Colorado is a land of almost anything you want, from the mountaintop of snowy and cold Mount Elbert at 14,440 feet in elevation to the southeastern plain that grows acres of Rocky Ford cantaloupe in the sweltering heat and sandy soil. The Rocky Mountains, with the Continental Divide running down its backbone, cuts the state in two. To the east are the high plains, where irrigated and dry land farming eases into cattle grazing nearer the Kansas border.
The Western Slope of the Rockies is famous for its peaches. Ranches are common along the foothills where hay fields are lush and green and streams are rocky and cold. Farther to the northwest, Dinosaur National Park fascinates visitors. Rough and rugged country gives way to stretches of high, semi desert plains again and again as one travels south on the west side of the state. At the far south corner, an area where the four states of Colorado, Utah, New Mexico, and Arizona meet, called Four Corners, is Mesa Verde, home of the Anasazi. The pueblo homes of these ancient Native Americans is a popular tourist treat.There are many, many other sites to see in Colorado. Some of the most famous are the Great Sand Dunes, where a shallow stream shifts the sand continually, the Garden of the Gods north of Colorado Springs, and Grand Mesa, the largest mesa in the world.

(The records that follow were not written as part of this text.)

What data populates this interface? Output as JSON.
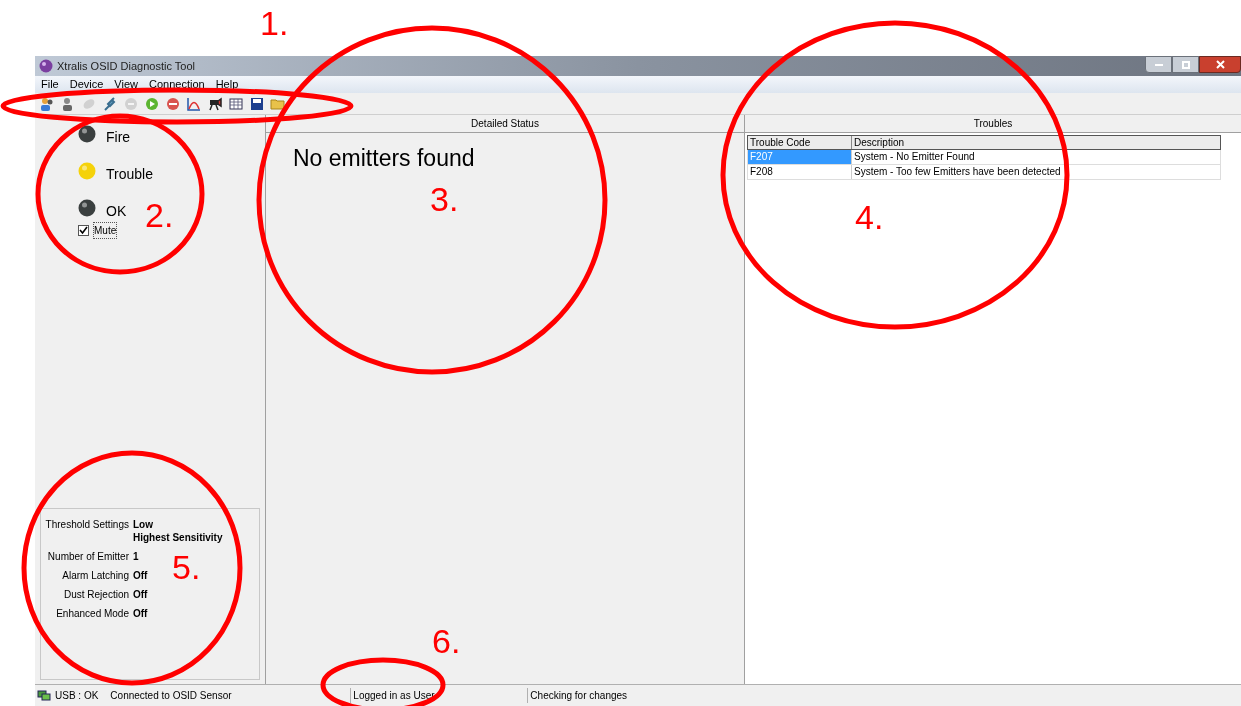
{
  "window": {
    "title": "Xtralis OSID Diagnostic Tool"
  },
  "menu": [
    "File",
    "Device",
    "View",
    "Connection",
    "Help"
  ],
  "toolbar": [
    {
      "kind": "users",
      "disabled": false
    },
    {
      "kind": "user",
      "disabled": false
    },
    {
      "kind": "leaf",
      "disabled": true
    },
    {
      "kind": "plug",
      "disabled": false
    },
    {
      "kind": "minus",
      "disabled": true
    },
    {
      "kind": "go",
      "disabled": false
    },
    {
      "kind": "stop",
      "disabled": false
    },
    {
      "kind": "chart",
      "disabled": false
    },
    {
      "kind": "camera",
      "disabled": false
    },
    {
      "kind": "table",
      "disabled": false
    },
    {
      "kind": "save",
      "disabled": false
    },
    {
      "kind": "folder",
      "disabled": false
    }
  ],
  "indicators": [
    {
      "label": "Fire",
      "color": "#3a3f3f"
    },
    {
      "label": "Trouble",
      "color": "#f5d20a"
    },
    {
      "label": "OK",
      "color": "#3a3f3f"
    }
  ],
  "mute": {
    "label": "Mute",
    "checked": true
  },
  "settings": [
    {
      "label": "Threshold Settings",
      "value": "Low",
      "value_2": "Highest Sensitivity"
    },
    {
      "label": "Number of Emitter",
      "value": "1"
    },
    {
      "label": "Alarm Latching",
      "value": "Off"
    },
    {
      "label": "Dust Rejection",
      "value": "Off"
    },
    {
      "label": "Enhanced Mode",
      "value": "Off"
    }
  ],
  "detailed_status": {
    "title": "Detailed Status",
    "message": "No emitters found"
  },
  "troubles": {
    "title": "Troubles",
    "columns": [
      "Trouble Code",
      "Description"
    ],
    "rows": [
      {
        "code": "F207",
        "description": "System - No Emitter Found",
        "selected": true
      },
      {
        "code": "F208",
        "description": "System - Too few Emitters have been detected",
        "selected": false
      }
    ]
  },
  "status_bar": {
    "connection": "USB : OK",
    "sensor": "Connected to OSID Sensor",
    "login": "Logged in as User",
    "activity": "Checking for changes"
  },
  "annotations": [
    {
      "number": "1."
    },
    {
      "number": "2."
    },
    {
      "number": "3."
    },
    {
      "number": "4."
    },
    {
      "number": "5."
    },
    {
      "number": "6."
    }
  ]
}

The geography of Colorado is not the only thing about the state that is extreme. Temperatures can plummet 40 to 50 degrees within hours and bring snow, rain or high, hot winds, depending on the time of year and other conditions. Summer daytime temperatures on the eastern plains are commonly in the nineties, with cool nighttime temperatures in the sixties and even fifties. Temperatures overall are moderated by elevation more than latitude, with the plains to the north as hot as those to the south. Mountainous areas have lower temperatures overall. Snow, which falls on the mountains in the winter, is diverted to towns and farms on the plains in the summer.The state has a decidedly western flair for the most part, but is still diverse in culture. The earlier Spanish occupation left its mark, with many towns and counties named in that tongue. Indeed, Colorado was named after the Colorado Rio, Spanish for red river, so called because of the silt carried from the mountains each spring. Today, many Hispanic citizens carry on their traditions and celebrations.
Written by Lyndsey Morgan
The San Francisco 49ers defeated NFC-leading Seattle Seahawks but remain at No. 6; Oakland Raiders stay at No. 28...- Seattle - WA
ORLANDO, Fla. — It might not be officially official just yet, but Seattle Mariners manager Lloyd McClendon sure talks like a man who plans to have R...- Seattle - WA
Parentless kids in eastern Japan are getting clothes, food, blankets and other supplies thanks to a U.S. military wife, a Seattle radio show and a net...- Seattle - WA
SEATTLE (AP) -- The Transportation Department and contractors building a highway tunnel under downtown Seattle are trying to find out what has blo...- Seattle - WA
SEATTLE, Dec. 11, 2013 /PRNewswire/ -- Seattle author Molly McCord is seeing her book topping the Amazon charts at #2 in the Memoirs: Adventurers...- Seattle - WA